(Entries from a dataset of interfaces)
======

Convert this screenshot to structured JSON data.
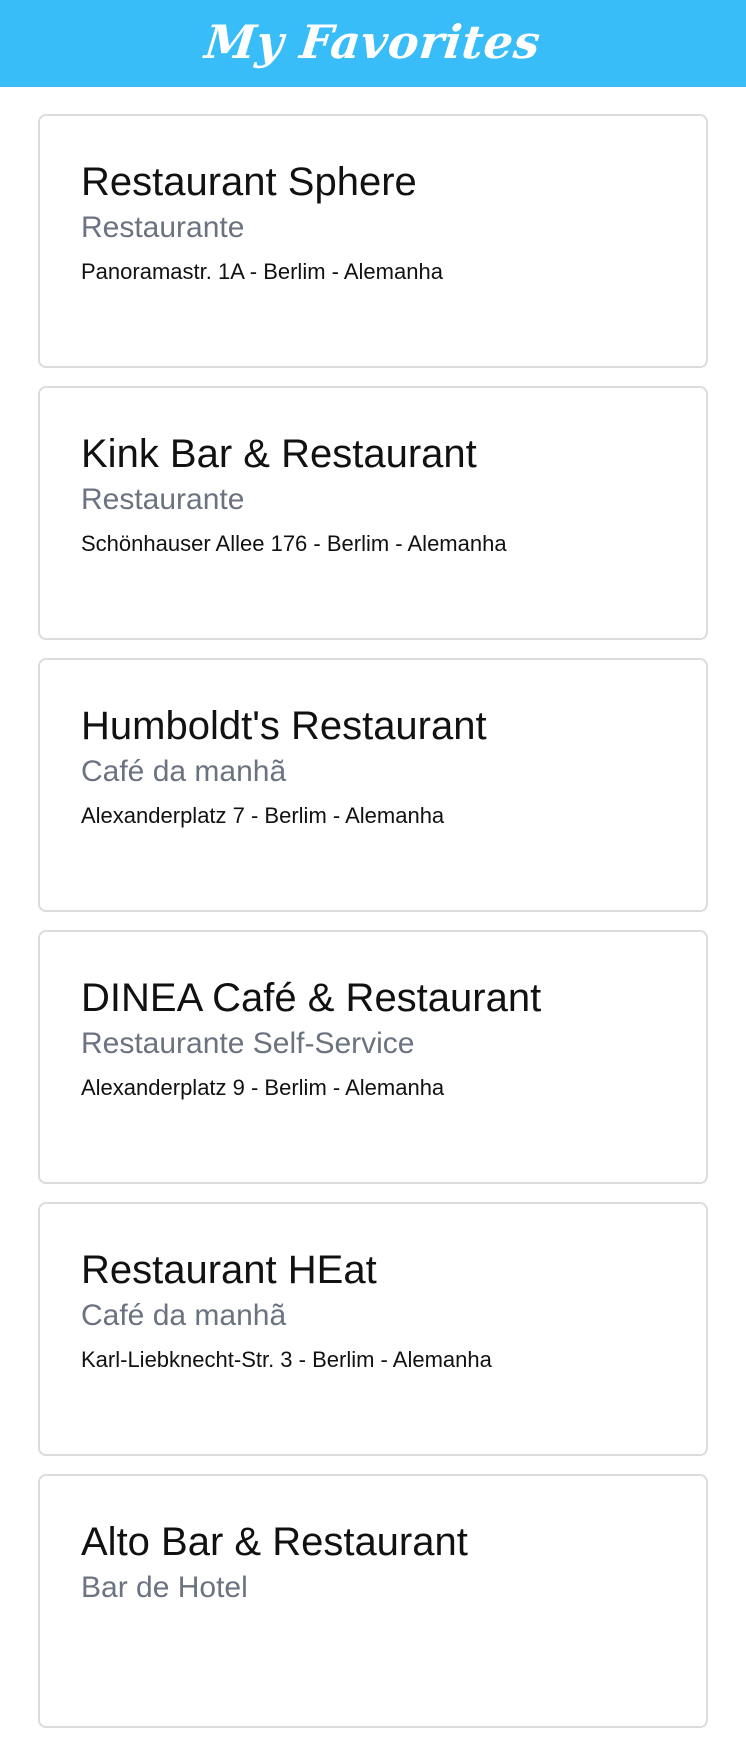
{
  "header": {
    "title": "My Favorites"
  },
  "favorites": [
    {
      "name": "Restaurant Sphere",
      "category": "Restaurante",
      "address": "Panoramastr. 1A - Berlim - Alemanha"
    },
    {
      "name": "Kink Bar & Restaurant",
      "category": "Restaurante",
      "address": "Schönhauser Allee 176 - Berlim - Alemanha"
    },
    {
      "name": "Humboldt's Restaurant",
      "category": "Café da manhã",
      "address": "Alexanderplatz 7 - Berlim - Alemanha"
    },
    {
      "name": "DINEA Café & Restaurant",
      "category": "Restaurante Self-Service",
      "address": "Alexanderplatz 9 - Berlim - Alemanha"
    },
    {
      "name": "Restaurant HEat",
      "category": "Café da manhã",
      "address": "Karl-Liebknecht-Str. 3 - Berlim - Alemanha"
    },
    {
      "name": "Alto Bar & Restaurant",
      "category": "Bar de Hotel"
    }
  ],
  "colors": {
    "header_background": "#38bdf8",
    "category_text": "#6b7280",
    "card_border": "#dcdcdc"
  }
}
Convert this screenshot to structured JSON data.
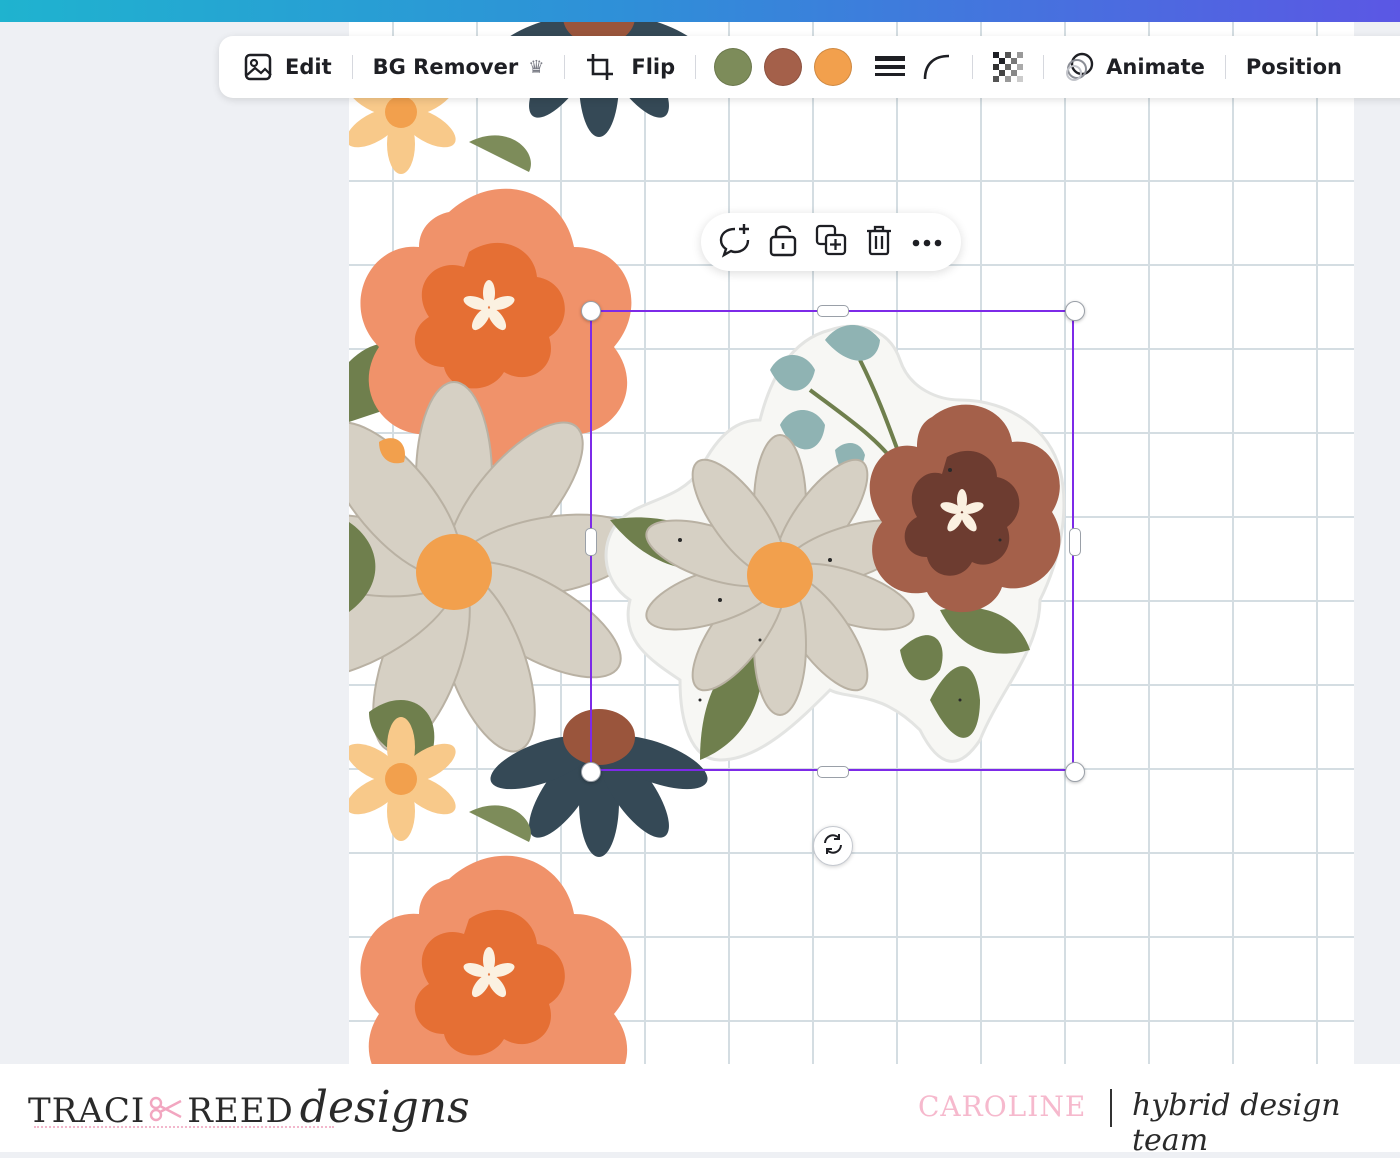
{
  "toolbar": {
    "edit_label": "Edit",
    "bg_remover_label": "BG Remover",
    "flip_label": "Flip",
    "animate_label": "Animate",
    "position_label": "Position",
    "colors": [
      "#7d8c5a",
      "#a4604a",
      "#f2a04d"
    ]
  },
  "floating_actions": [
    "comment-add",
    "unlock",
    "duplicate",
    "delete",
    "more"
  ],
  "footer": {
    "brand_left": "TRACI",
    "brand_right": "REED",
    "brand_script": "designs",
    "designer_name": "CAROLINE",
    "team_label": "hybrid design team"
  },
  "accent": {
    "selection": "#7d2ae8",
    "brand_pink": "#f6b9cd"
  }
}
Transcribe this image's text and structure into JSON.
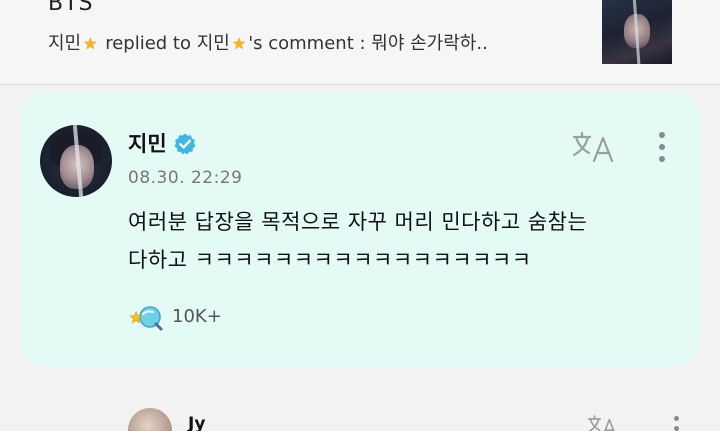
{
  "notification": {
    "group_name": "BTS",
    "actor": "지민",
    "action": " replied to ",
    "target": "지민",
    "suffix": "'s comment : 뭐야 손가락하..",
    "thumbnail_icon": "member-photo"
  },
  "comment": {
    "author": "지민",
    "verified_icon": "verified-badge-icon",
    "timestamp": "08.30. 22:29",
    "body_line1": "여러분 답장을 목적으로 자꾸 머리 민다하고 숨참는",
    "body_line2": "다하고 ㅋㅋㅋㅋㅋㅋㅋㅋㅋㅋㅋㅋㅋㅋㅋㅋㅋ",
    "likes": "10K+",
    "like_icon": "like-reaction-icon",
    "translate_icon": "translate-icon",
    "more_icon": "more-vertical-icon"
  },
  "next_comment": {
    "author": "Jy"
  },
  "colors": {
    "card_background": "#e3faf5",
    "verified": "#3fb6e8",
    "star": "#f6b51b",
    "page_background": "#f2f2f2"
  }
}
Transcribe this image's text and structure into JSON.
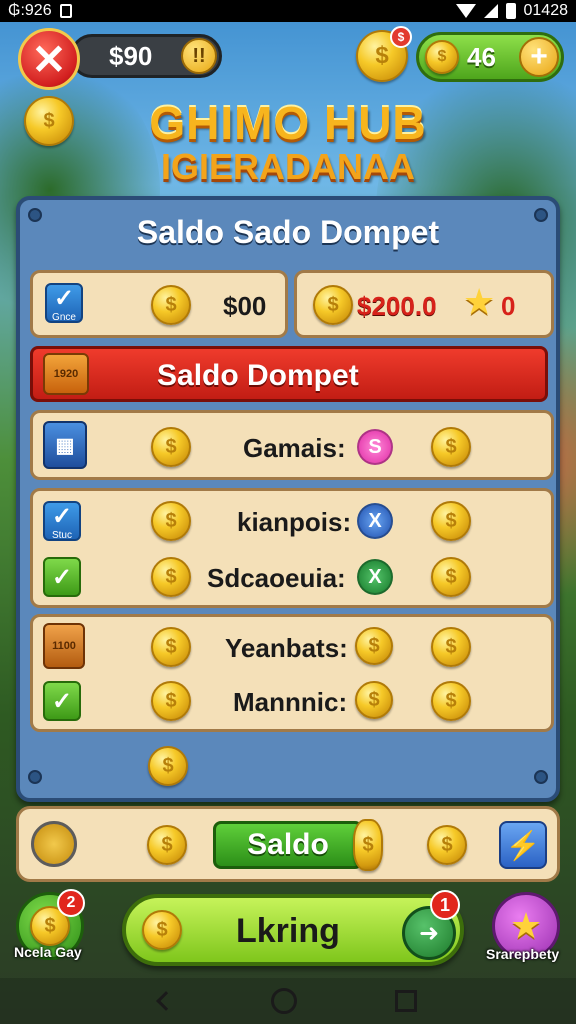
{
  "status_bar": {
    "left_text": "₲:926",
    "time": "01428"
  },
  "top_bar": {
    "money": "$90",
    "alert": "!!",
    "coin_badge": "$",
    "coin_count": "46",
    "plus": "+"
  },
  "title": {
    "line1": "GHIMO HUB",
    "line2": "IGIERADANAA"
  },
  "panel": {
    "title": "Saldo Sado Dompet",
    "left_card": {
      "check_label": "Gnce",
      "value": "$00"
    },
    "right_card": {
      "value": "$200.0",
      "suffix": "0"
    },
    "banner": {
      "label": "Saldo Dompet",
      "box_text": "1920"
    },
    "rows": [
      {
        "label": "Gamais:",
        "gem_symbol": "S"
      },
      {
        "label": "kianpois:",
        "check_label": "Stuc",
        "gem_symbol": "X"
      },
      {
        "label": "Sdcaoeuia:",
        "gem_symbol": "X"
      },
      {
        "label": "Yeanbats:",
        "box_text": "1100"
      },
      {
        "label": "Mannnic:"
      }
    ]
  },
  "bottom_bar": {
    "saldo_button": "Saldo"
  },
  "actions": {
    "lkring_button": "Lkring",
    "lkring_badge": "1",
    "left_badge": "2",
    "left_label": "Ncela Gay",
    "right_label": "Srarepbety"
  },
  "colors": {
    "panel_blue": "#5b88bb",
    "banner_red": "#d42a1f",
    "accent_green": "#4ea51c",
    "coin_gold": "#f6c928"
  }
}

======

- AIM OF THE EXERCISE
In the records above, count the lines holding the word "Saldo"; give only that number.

- PROBLEM SOLUTION
3